--- Exercise ---
Check which lines of the entries that follow hold "JSON", then give the number of those lines and nothing more.
'''
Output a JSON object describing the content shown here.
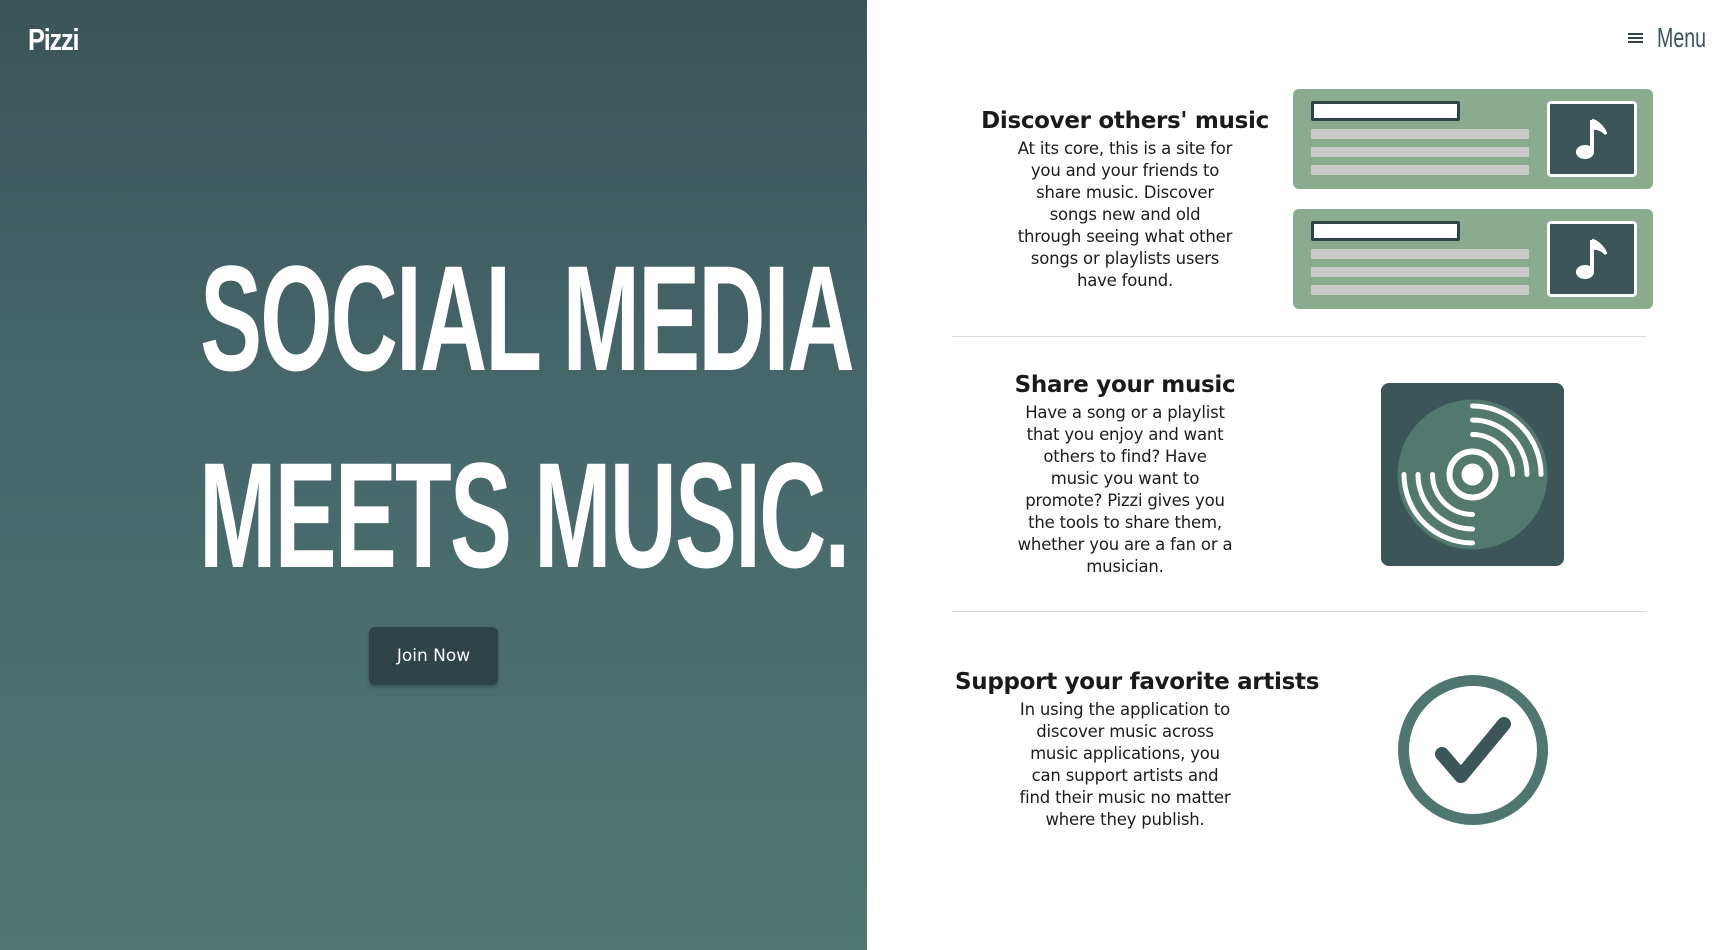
{
  "brand": {
    "logo": "Pizzi"
  },
  "nav": {
    "menu_label": "Menu",
    "menu_icon": "hamburger-icon"
  },
  "hero": {
    "headline_line1": "SOCIAL MEDIA",
    "headline_line2": "MEETS MUSIC.",
    "cta_label": "Join Now"
  },
  "features": [
    {
      "title": "Discover others' music",
      "body": "At its core, this is a site for you and your friends to share music. Discover songs new and old through seeing what other songs or playlists users have found.",
      "icon": "song-list-cards-icon"
    },
    {
      "title": "Share your music",
      "body": "Have a song or a playlist that you enjoy and want others to find? Have music you want to promote? Pizzi gives you the tools to share them, whether you are a fan or a musician.",
      "icon": "vinyl-disc-icon"
    },
    {
      "title": "Support your favorite artists",
      "body": "In using the application to discover music across music applications, you can support artists and find their music no matter where they publish.",
      "icon": "checkmark-circle-icon"
    }
  ],
  "colors": {
    "hero_gradient_top": "#3b5457",
    "hero_gradient_bottom": "#507770",
    "button_bg": "#2f4447",
    "card_green": "#8aab8e",
    "dark_teal": "#3c5559",
    "accent_teal": "#4f7770"
  }
}
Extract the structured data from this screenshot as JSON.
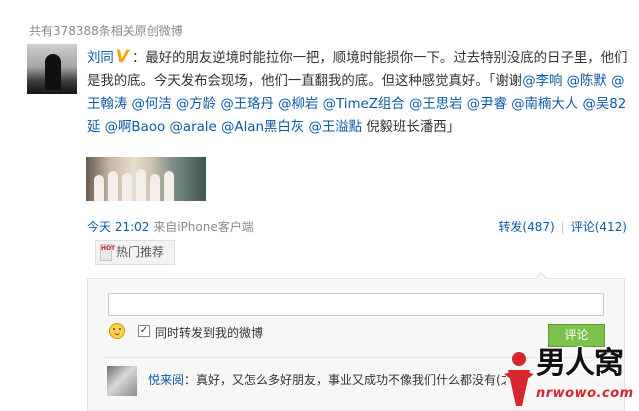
{
  "search": {
    "result_count": "共有378388条相关原创微博"
  },
  "post": {
    "author": "刘同",
    "verified_badge": "V",
    "colon": "：",
    "text_main": "最好的朋友逆境时能拉你一把，顺境时能损你一下。过去特别没底的日子里，他们是我的底。今天发布会现场，他们一直翻我的底。但这种感觉真好。「谢谢",
    "mentions": [
      "@李响",
      "@陈默",
      "@王翰涛",
      "@何洁",
      "@方龄",
      "@王珞丹",
      "@柳岩",
      "@TimeZ组合",
      "@王思岩",
      "@尹睿",
      "@南楠大人",
      "@吴82延",
      "@啊Baoo",
      "@arale",
      "@Alan黑白灰",
      "@王溢點"
    ],
    "text_tail": " 倪毅班长潘西」",
    "time": "今天 21:02",
    "source": "来自iPhone客户端",
    "repost_label": "转发(487)",
    "separator": "|",
    "comment_label": "评论(412)"
  },
  "hot_button": {
    "flag": "HOT",
    "label": "热门推荐"
  },
  "comment_box": {
    "input_value": "",
    "repost_checkbox_checked": true,
    "checkbox_mark": "✓",
    "repost_label": "同时转发到我的微博",
    "submit_label": "评论"
  },
  "comment": {
    "user": "悦来阅",
    "colon": "：",
    "text": "真好，又怎么多好朋友，事业又成功不像我们什么都没有(之"
  },
  "watermark": {
    "main": "男人窝",
    "sub": "nrwowo.com"
  },
  "colors": {
    "link": "#0a5aa7",
    "submit_green": "#7bc14a",
    "badge_orange": "#f5a316",
    "watermark_red": "#d6262e"
  }
}
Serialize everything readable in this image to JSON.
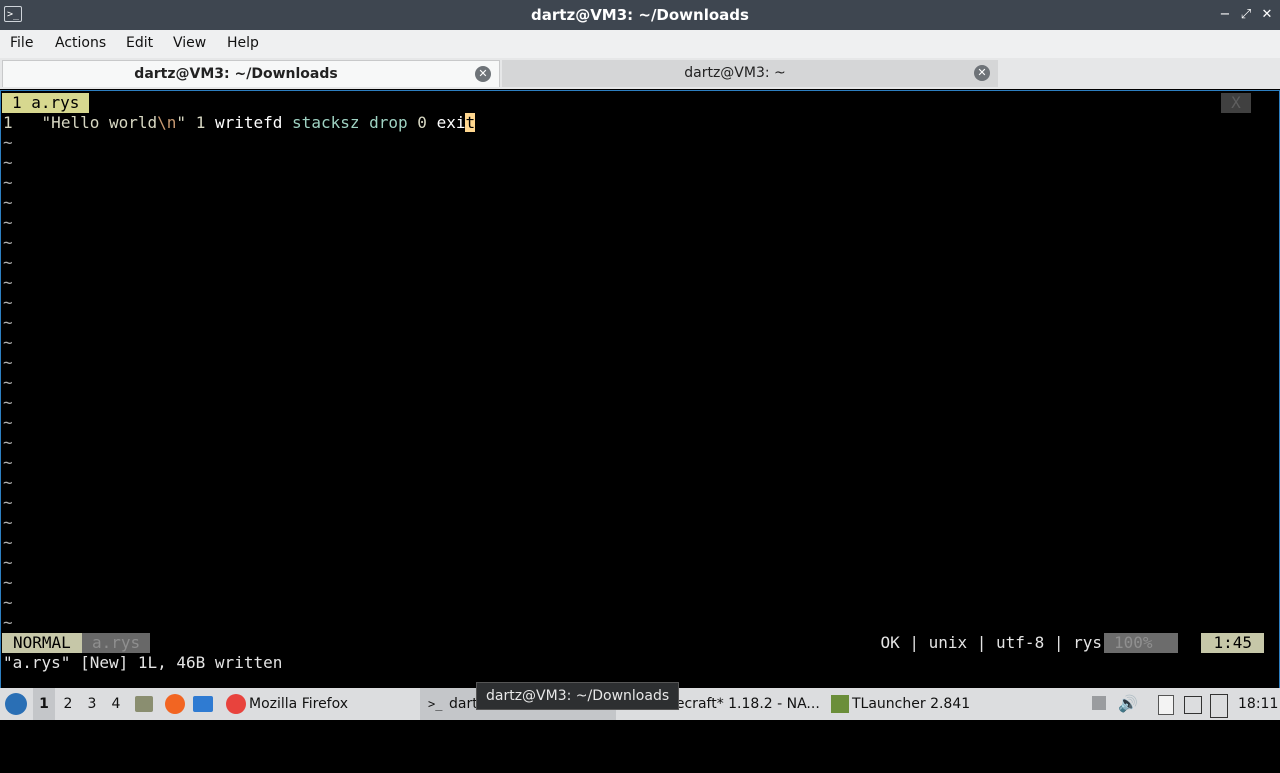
{
  "window": {
    "title": "dartz@VM3: ~/Downloads",
    "minimize_glyph": "−",
    "maximize_glyph": "⤢",
    "close_glyph": "✕"
  },
  "menu": [
    "File",
    "Actions",
    "Edit",
    "View",
    "Help"
  ],
  "tabs": [
    {
      "label": "dartz@VM3: ~/Downloads",
      "active": true
    },
    {
      "label": "dartz@VM3: ~",
      "active": false
    }
  ],
  "vim": {
    "tabline": "1 a.rys",
    "tabline_close": "X",
    "line_number": "1",
    "code": {
      "str_open": "\"Hello world",
      "escape": "\\n",
      "str_close": "\"",
      "num1": "1",
      "writefd": "writefd",
      "stacksz": "stacksz",
      "drop": "drop",
      "num2": "0",
      "exit_head": "exi",
      "exit_cursor": "t"
    },
    "tilde": "~",
    "tilde_rows": 25,
    "status": {
      "mode": "NORMAL",
      "file": "a.rys",
      "info": "OK | unix | utf-8 | rys",
      "percent": "100%",
      "position": "1:45"
    },
    "message": "\"a.rys\" [New] 1L, 46B written"
  },
  "taskbar": {
    "workspaces": [
      "1",
      "2",
      "3",
      "4"
    ],
    "active_workspace": "1",
    "firefox_label": "Mozilla Firefox",
    "terminal_label": "dartz@VM3: ~/Downloads",
    "terminal_short": "dart",
    "minecraft_label": "necraft* 1.18.2 - NA...",
    "tlauncher_label": "TLauncher 2.841",
    "clock": "18:11"
  },
  "tooltip": "dartz@VM3: ~/Downloads"
}
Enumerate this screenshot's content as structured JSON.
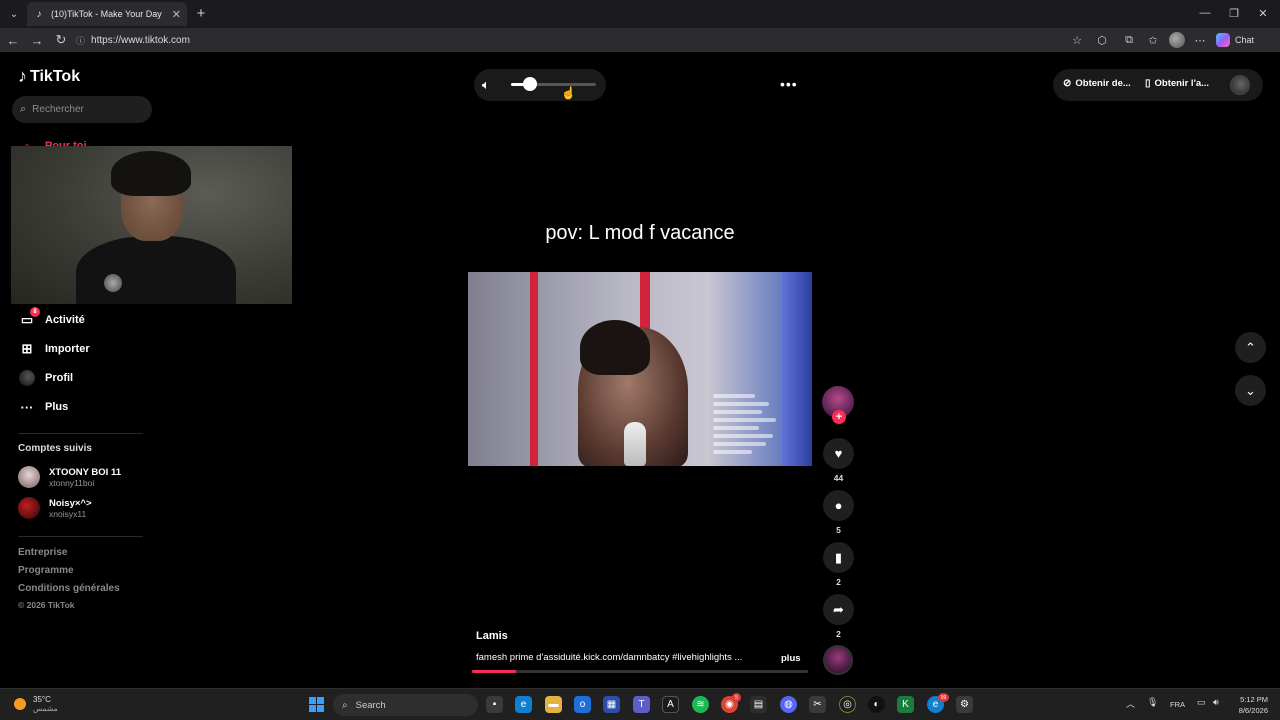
{
  "browser": {
    "tab_title": "(10)TikTok - Make Your Day",
    "url": "https://www.tiktok.com",
    "chat_label": "Chat"
  },
  "sidebar": {
    "logo": "TikTok",
    "search_placeholder": "Rechercher",
    "nav": {
      "foryou": "Pour toi",
      "activity": "Activité",
      "activity_badge": "8",
      "upload": "Importer",
      "profile": "Profil",
      "more": "Plus"
    },
    "following_title": "Comptes suivis",
    "following": [
      {
        "name": "XTOONY BOI 11",
        "handle": "xtonny11boi"
      },
      {
        "name": "Noisy×^>",
        "handle": "xnoisyx11"
      }
    ],
    "footer": [
      "Entreprise",
      "Programme",
      "Conditions générales"
    ],
    "copyright": "© 2026 TikTok"
  },
  "player": {
    "volume": 0.22,
    "more_label": "•••"
  },
  "header": {
    "get_coins": "Obtenir de...",
    "get_app": "Obtenir l'a..."
  },
  "video": {
    "caption": "pov: L mod f vacance",
    "author": "Lamis",
    "description": "famesh prime d'assiduité.kick.com/damnbatcy #livehighlights ...",
    "more": "plus",
    "progress": 0.13,
    "likes": "44",
    "comments": "5",
    "saves": "2",
    "shares": "2"
  },
  "taskbar": {
    "temperature": "35°C",
    "weather_text": "مشمس",
    "search": "Search",
    "lang": "FRA",
    "time": "5:12 PM",
    "date": "8/6/2026",
    "spotify_badge": "",
    "discord_badge": "",
    "chrome_badge": "",
    "badge_red": "5",
    "badge_99": "99"
  }
}
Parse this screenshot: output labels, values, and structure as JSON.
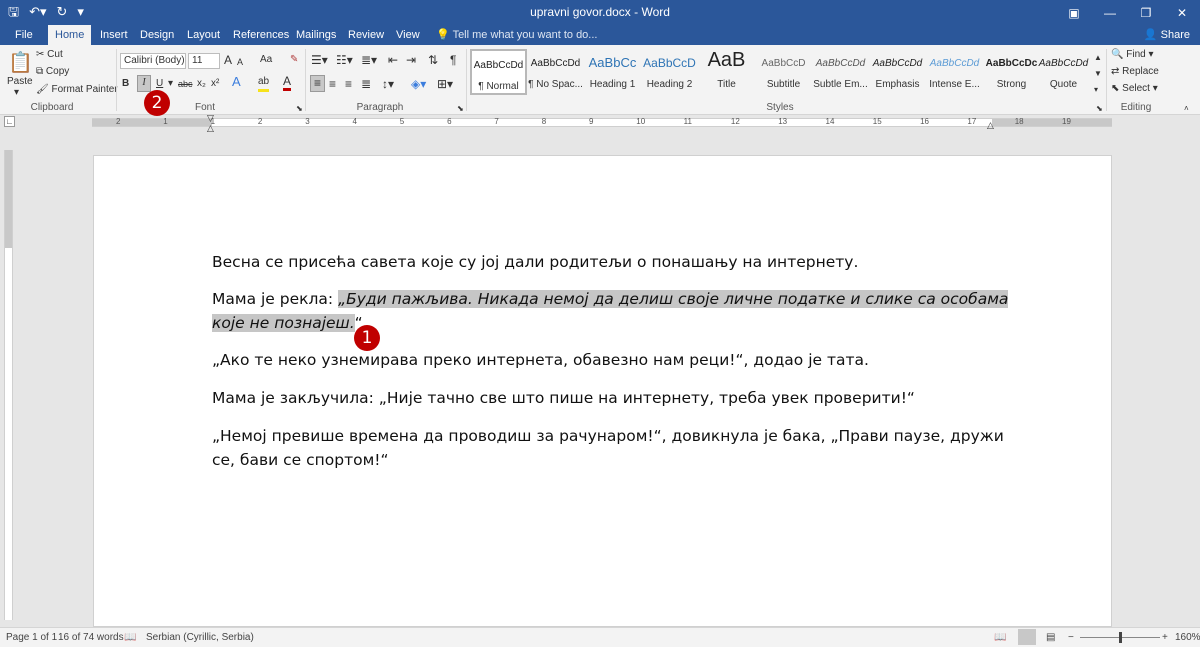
{
  "app": {
    "doc_title": "upravni govor.docx - Word"
  },
  "tabs": [
    "File",
    "Home",
    "Insert",
    "Design",
    "Layout",
    "References",
    "Mailings",
    "Review",
    "View"
  ],
  "tell_me": "Tell me what you want to do...",
  "share": "Share",
  "clipboard": {
    "paste": "Paste",
    "cut": "Cut",
    "copy": "Copy",
    "format_painter": "Format Painter",
    "label": "Clipboard"
  },
  "font": {
    "name": "Calibri (Body)",
    "size": "11",
    "label": "Font",
    "bold": "B",
    "italic": "I",
    "underline": "U",
    "strike": "abc",
    "subscript": "x₂",
    "superscript": "x²",
    "case": "Aa",
    "grow": "A",
    "shrink": "A",
    "effects": "A",
    "highlight": "ab",
    "color": "A"
  },
  "paragraph": {
    "label": "Paragraph"
  },
  "styles": {
    "label": "Styles",
    "items": [
      {
        "sample": "AaBbCcDd",
        "name": "¶ Normal"
      },
      {
        "sample": "AaBbCcDd",
        "name": "¶ No Spac..."
      },
      {
        "sample": "AaBbCc",
        "name": "Heading 1"
      },
      {
        "sample": "AaBbCcD",
        "name": "Heading 2"
      },
      {
        "sample": "AaB",
        "name": "Title"
      },
      {
        "sample": "AaBbCcD",
        "name": "Subtitle"
      },
      {
        "sample": "AaBbCcDd",
        "name": "Subtle Em..."
      },
      {
        "sample": "AaBbCcDd",
        "name": "Emphasis"
      },
      {
        "sample": "AaBbCcDd",
        "name": "Intense E..."
      },
      {
        "sample": "AaBbCcDc",
        "name": "Strong"
      },
      {
        "sample": "AaBbCcDd",
        "name": "Quote"
      }
    ]
  },
  "editing": {
    "find": "Find",
    "replace": "Replace",
    "select": "Select",
    "label": "Editing"
  },
  "callouts": [
    "1",
    "2"
  ],
  "ruler_numbers": [
    "2",
    "1",
    "1",
    "2",
    "3",
    "4",
    "5",
    "6",
    "7",
    "8",
    "9",
    "10",
    "11",
    "12",
    "13",
    "14",
    "15",
    "16",
    "17",
    "18",
    "19"
  ],
  "document": {
    "p1": "Весна се присећа савета које су јој дали родитељи о понашању на интернету.",
    "p2_prefix": "Мама је рекла: ",
    "p2_selected_line1": "„Буди пажљива. Никада  немој да делиш своје личне податке и слике са особама",
    "p2_selected_line2": "које не познајеш.",
    "p2_suffix": "“",
    "p3": " „Ако те неко узнемирава преко интернета, обавезно нам реци!“, додао је тата.",
    "p4": "Мама је закључила: „Није тачно све што пише на интернету, треба увек проверити!“",
    "p5_line1": "„Немој превише времена да проводиш за рачунаром!“, довикнула је бака,  „Прави паузе, дружи",
    "p5_line2": "се, бави се спортом!“"
  },
  "status": {
    "page": "Page 1 of 1",
    "words": "16 of 74 words",
    "language": "Serbian (Cyrillic, Serbia)",
    "zoom": "160%"
  }
}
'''
--- Answer space ---
5